Available data
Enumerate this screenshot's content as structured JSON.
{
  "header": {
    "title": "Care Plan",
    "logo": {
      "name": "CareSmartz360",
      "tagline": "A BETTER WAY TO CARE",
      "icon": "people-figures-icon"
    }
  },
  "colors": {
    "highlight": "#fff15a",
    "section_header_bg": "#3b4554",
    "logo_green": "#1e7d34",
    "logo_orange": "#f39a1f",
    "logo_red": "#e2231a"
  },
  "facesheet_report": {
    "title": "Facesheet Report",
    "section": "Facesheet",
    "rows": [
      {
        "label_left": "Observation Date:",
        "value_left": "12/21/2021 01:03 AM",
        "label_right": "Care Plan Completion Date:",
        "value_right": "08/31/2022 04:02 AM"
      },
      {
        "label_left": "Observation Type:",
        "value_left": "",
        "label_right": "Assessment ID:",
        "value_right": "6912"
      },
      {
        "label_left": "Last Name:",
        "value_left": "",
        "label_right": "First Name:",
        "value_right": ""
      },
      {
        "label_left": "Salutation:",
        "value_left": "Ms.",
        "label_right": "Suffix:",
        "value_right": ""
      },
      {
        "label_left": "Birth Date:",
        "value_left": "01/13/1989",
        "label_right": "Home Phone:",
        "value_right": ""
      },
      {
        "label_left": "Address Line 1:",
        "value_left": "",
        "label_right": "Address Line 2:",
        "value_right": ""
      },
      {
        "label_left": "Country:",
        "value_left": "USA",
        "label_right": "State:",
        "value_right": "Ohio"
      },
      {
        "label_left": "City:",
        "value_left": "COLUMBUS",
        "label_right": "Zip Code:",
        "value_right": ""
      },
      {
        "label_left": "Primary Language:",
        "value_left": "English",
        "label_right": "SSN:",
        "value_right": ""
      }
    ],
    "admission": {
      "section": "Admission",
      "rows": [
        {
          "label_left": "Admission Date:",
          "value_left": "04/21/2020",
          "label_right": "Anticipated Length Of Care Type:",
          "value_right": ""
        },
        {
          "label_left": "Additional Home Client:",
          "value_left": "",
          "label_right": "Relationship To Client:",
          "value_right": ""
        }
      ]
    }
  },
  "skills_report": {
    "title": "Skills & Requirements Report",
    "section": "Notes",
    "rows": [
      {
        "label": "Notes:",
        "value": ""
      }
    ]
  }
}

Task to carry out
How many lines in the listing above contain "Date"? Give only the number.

Task result
4